The Third Symphony seemed to me to be slower than that of the Dorati version I had been listening to. And I think that I made a mistake in listening to it before the concert. Instead of using the concert as my baseline/benchmark and comparing everything I heard to it. I ended up with the Dorati version being the baseline/benchmark and unfortunately comparing the concert to the recording instead of the other way around. Overall it was very light, in a good way. I noted that at various points it almost seemed as if Maestro Nézet-Séguin let the musicians themselves set the pace, which to my ears seemed like a good thing.
We then got the Violin Concerto, and Mr. Beilman acquitted himself very well. I can’t find anything on YouTube of him playing any Brahms, and after all the reading and listening I did for the symphonies, I just wasn’t able to find the time to get to the Violin Concerto, sorry.
The Fourth Symphony started out like a large boat cruising down an even larger river, at various points it sounded to me like some graceful nymphs, tip toeing and very lyrical.
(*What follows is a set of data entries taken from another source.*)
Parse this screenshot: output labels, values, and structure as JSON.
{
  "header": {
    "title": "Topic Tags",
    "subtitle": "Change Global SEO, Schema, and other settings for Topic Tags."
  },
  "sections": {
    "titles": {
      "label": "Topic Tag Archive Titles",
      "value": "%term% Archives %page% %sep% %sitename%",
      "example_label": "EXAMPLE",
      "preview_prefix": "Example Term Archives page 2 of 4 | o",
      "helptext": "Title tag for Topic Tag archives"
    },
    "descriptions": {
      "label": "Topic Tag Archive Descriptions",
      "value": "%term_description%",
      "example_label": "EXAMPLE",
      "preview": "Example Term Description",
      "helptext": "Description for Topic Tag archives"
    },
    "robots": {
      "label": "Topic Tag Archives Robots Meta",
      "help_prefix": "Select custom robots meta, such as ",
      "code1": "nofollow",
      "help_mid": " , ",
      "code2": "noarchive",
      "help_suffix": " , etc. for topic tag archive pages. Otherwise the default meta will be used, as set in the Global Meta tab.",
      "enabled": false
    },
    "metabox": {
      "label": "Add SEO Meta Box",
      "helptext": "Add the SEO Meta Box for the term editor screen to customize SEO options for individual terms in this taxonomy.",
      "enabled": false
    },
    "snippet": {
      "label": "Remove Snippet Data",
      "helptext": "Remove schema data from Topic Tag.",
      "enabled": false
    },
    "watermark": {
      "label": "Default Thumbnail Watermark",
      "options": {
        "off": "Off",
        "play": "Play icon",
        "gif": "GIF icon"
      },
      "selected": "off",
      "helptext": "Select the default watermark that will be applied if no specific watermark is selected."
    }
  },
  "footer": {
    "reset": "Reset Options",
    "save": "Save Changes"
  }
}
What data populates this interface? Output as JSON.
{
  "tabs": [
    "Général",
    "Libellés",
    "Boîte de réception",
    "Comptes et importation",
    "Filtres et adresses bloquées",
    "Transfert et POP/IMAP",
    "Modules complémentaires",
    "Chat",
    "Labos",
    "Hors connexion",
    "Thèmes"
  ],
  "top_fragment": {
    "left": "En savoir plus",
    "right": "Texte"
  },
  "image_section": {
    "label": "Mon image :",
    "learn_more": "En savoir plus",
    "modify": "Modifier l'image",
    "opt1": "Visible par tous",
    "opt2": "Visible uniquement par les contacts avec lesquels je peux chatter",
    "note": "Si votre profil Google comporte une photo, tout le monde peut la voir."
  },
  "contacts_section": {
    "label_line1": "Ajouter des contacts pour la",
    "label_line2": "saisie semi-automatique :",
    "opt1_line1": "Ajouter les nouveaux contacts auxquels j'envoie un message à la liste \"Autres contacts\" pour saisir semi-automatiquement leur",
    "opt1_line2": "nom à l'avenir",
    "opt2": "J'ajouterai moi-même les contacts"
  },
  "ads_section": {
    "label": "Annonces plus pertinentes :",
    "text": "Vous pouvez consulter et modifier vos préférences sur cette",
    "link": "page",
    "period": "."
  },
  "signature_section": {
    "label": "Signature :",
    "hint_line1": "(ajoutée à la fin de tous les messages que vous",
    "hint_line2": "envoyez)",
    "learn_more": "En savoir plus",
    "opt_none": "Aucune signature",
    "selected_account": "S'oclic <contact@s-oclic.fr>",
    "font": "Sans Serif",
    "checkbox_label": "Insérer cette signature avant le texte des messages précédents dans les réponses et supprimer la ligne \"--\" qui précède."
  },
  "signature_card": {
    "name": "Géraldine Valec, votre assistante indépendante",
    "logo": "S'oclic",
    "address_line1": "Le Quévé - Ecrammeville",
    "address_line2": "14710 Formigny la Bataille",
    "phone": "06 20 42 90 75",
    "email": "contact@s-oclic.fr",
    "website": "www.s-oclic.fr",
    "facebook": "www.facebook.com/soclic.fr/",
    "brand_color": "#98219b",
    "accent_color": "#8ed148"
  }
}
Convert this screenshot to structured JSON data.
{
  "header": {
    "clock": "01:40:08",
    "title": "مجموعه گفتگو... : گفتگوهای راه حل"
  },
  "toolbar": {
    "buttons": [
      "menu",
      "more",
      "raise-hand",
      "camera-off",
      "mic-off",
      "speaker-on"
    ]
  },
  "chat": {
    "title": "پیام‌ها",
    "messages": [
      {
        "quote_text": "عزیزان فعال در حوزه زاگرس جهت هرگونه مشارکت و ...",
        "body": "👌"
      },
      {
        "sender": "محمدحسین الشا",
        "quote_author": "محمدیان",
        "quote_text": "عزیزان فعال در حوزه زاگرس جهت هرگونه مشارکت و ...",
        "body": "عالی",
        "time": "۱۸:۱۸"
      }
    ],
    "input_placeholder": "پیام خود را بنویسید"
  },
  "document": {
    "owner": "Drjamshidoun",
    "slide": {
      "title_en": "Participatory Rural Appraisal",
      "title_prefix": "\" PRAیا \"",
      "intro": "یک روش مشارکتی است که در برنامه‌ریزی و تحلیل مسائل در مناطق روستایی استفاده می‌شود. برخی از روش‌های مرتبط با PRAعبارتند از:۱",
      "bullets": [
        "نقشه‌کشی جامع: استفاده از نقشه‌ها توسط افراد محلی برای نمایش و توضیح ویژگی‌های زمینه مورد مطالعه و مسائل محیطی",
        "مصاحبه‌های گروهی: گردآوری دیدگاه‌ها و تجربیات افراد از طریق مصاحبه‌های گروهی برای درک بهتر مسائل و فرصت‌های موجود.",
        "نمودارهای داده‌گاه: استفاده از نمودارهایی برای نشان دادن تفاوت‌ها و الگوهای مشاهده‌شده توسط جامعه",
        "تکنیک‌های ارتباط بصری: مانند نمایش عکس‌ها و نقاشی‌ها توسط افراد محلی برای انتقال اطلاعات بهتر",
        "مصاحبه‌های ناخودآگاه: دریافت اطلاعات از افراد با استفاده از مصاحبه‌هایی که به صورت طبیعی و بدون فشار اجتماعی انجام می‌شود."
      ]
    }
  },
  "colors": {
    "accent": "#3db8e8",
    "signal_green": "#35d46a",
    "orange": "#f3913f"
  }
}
But the thing that most impressed me was the fourth movement, where I was incapable of writing one word down – I was just that riveted by the music. While the third movement of Brahms’ Fourth Symphony is the famous one and always reminds me of some B-movie western from the 50s in technicaolor
What Maestro Nézet-Séguin did with the fourth movement was better than particularly nice, it was downright gorgeous and very pretty (I should also point out that Marie-Andrée Benny did an awesome job as well). If I could make it down to Saratoga in August to hear him perform it with the Philadelphia Orchestra I would. If you can, you should. And don’t forget that Yannick Nézet-Séguin and the Orchestre Métropolitain will be playing Brahms’ First Symphony again on July 22 at the Domain Forget and are playing two free concerts at Theatre de Verdure on July 20 and August 4.
Then to wrap things up (this has become rather large) I noticed in the program that Maestro Nézet-Séguin donated more than $50,000 to the Orchestre Métropolitain. Which confused the heck out of me, wouldn’t it just be simpler to reduce his salary? It’s quite the gesture and should be done by many more people, but made me realize that conductors are a little bit like NASCAR drivers. The way they earn their money is vary opaque and coming from a variety of very different sources, and as a consequence isn’t exactly clear. Overall though I’m very happy to see that he is making enough money to donate such a large chunk of change.
Overall I’d have to say I was quite pleased with how things turned out. I’m not sure I’d always be interested in doing a sort of marathon of music devoted to on composer, but this one worked out well. Whatever the reason, it was very good to see an orchestra again, and finally get to see Maestro Nézet-Séguin in action. I’m looking forward to the next time. And then lastly (if you’re still reading this far) you should take this quick, easy and very silly test.